- _Entries from a dataset of interfaces_:
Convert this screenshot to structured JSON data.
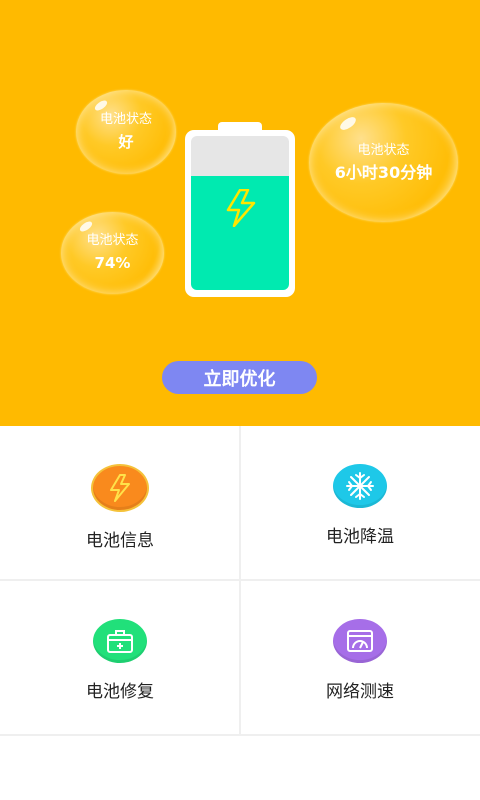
{
  "hero": {
    "background": "#FFBA00",
    "bubbles": [
      {
        "label": "电池状态",
        "value": "好"
      },
      {
        "label": "电池状态",
        "value": "74%"
      },
      {
        "label": "电池状态",
        "value": "6小时30分钟"
      }
    ],
    "battery": {
      "level_fraction": 0.74,
      "fill_color": "#00EAB0",
      "icon": "lightning-bolt-icon"
    },
    "optimize_button": {
      "label": "立即优化",
      "color": "#7E87F2"
    }
  },
  "tiles": [
    {
      "label": "电池信息",
      "icon": "lightning-icon",
      "color": "#F98A1D"
    },
    {
      "label": "电池降温",
      "icon": "snowflake-icon",
      "color": "#1EC8E8"
    },
    {
      "label": "电池修复",
      "icon": "toolbox-icon",
      "color": "#21E07A"
    },
    {
      "label": "网络测速",
      "icon": "speed-gauge-icon",
      "color": "#A66EE8"
    }
  ]
}
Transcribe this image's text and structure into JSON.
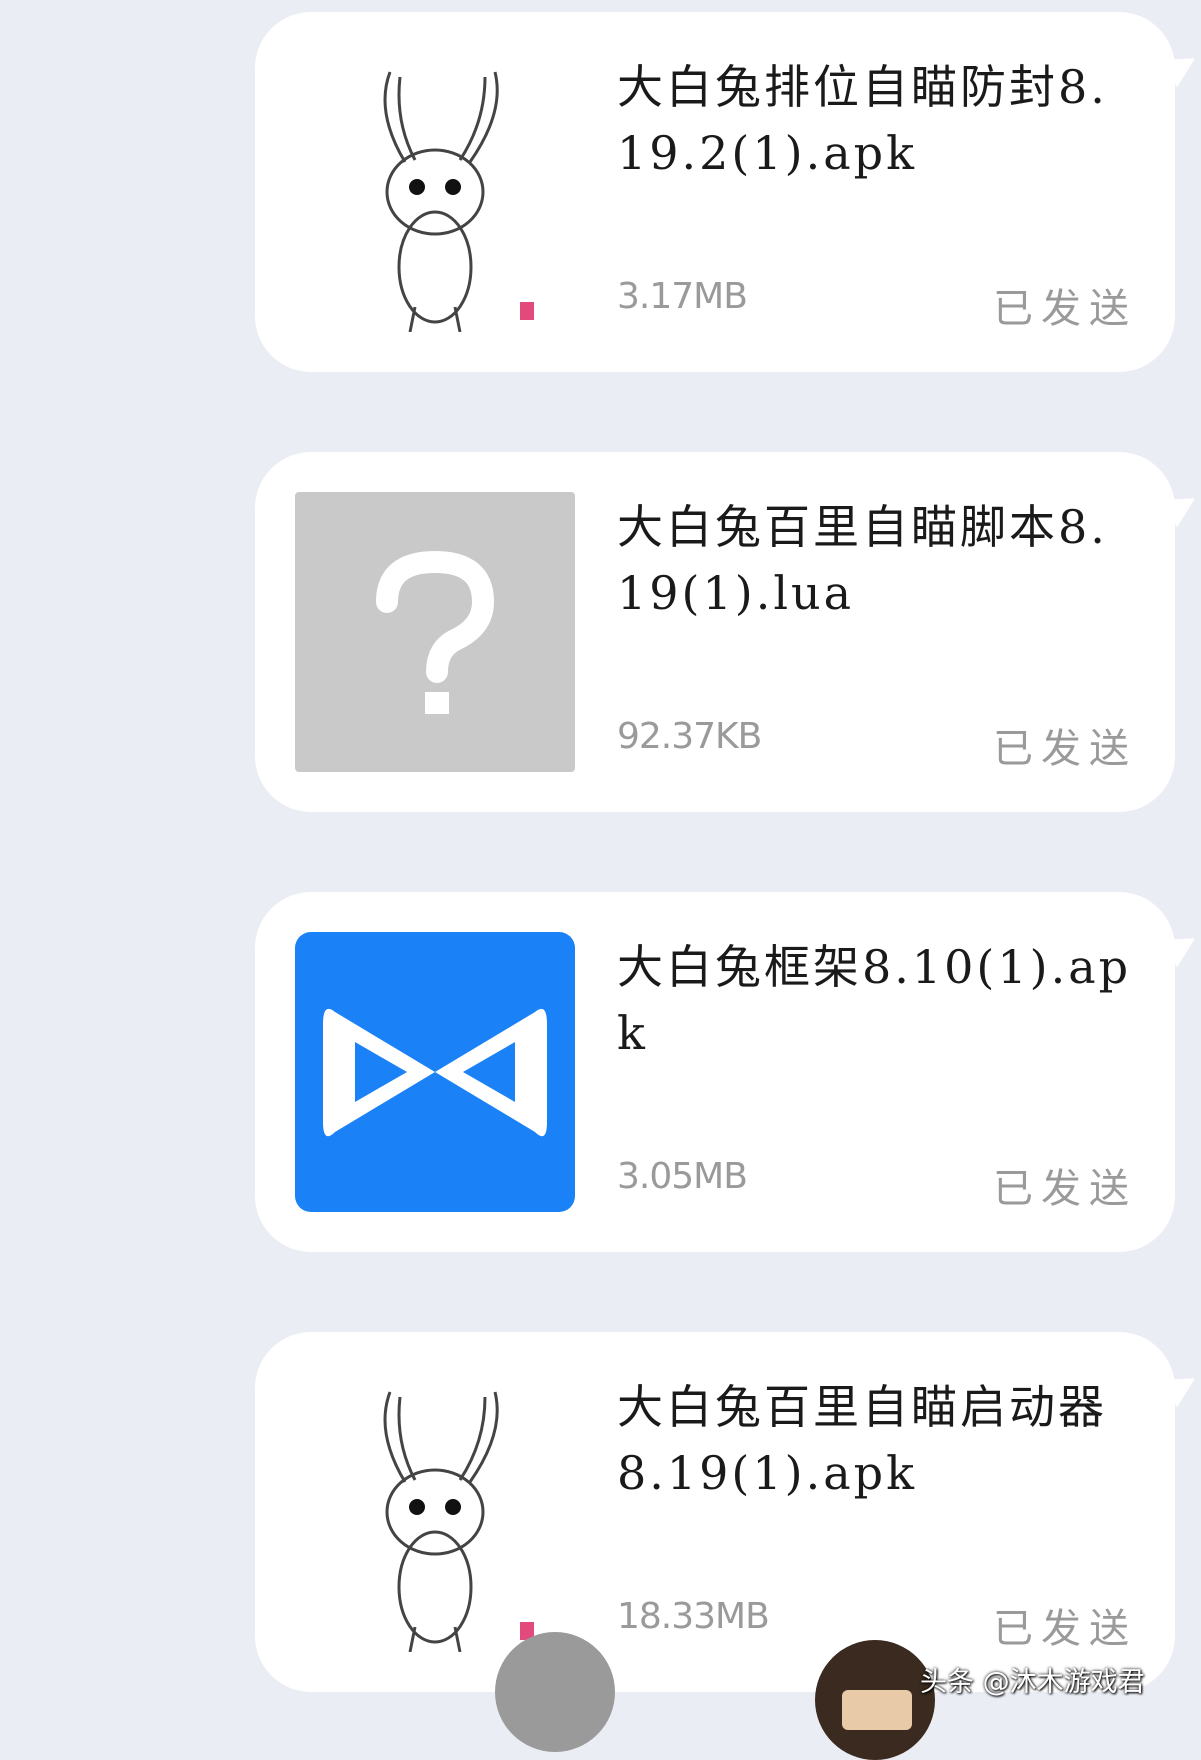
{
  "messages": [
    {
      "file_name": "大白兔排位自瞄防封8.19.2(1).apk",
      "size": "3.17MB",
      "status": "已发送",
      "thumb": "rabbit-sketch"
    },
    {
      "file_name": "大白兔百里自瞄脚本8.19(1).lua",
      "size": "92.37KB",
      "status": "已发送",
      "thumb": "unknown-file"
    },
    {
      "file_name": "大白兔框架8.10(1).apk",
      "size": "3.05MB",
      "status": "已发送",
      "thumb": "blue-bowtie-app"
    },
    {
      "file_name": "大白兔百里自瞄启动器8.19(1).apk",
      "size": "18.33MB",
      "status": "已发送",
      "thumb": "rabbit-sketch"
    }
  ],
  "watermark": "头条 @沐木游戏君",
  "colors": {
    "background": "#ebedf5",
    "bubble": "#ffffff",
    "app_icon": "#1a82f6",
    "unknown_icon": "#c9c9c9",
    "meta_text": "#9a9a9a"
  }
}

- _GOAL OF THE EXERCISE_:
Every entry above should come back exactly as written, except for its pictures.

- _EXERCISE SOLUTION_:
Convert this screenshot to structured JSON data.
{
  "hero": {
    "background": "#FFBA00",
    "bubbles": [
      {
        "label": "电池状态",
        "value": "好"
      },
      {
        "label": "电池状态",
        "value": "74%"
      },
      {
        "label": "电池状态",
        "value": "6小时30分钟"
      }
    ],
    "battery": {
      "level_fraction": 0.74,
      "fill_color": "#00EAB0",
      "icon": "lightning-bolt-icon"
    },
    "optimize_button": {
      "label": "立即优化",
      "color": "#7E87F2"
    }
  },
  "tiles": [
    {
      "label": "电池信息",
      "icon": "lightning-icon",
      "color": "#F98A1D"
    },
    {
      "label": "电池降温",
      "icon": "snowflake-icon",
      "color": "#1EC8E8"
    },
    {
      "label": "电池修复",
      "icon": "toolbox-icon",
      "color": "#21E07A"
    },
    {
      "label": "网络测速",
      "icon": "speed-gauge-icon",
      "color": "#A66EE8"
    }
  ]
}
Transcribe this image's text and structure into JSON.
{
  "messages": [
    {
      "file_name": "大白兔排位自瞄防封8.19.2(1).apk",
      "size": "3.17MB",
      "status": "已发送",
      "thumb": "rabbit-sketch"
    },
    {
      "file_name": "大白兔百里自瞄脚本8.19(1).lua",
      "size": "92.37KB",
      "status": "已发送",
      "thumb": "unknown-file"
    },
    {
      "file_name": "大白兔框架8.10(1).apk",
      "size": "3.05MB",
      "status": "已发送",
      "thumb": "blue-bowtie-app"
    },
    {
      "file_name": "大白兔百里自瞄启动器8.19(1).apk",
      "size": "18.33MB",
      "status": "已发送",
      "thumb": "rabbit-sketch"
    }
  ],
  "watermark": "头条 @沐木游戏君",
  "colors": {
    "background": "#ebedf5",
    "bubble": "#ffffff",
    "app_icon": "#1a82f6",
    "unknown_icon": "#c9c9c9",
    "meta_text": "#9a9a9a"
  }
}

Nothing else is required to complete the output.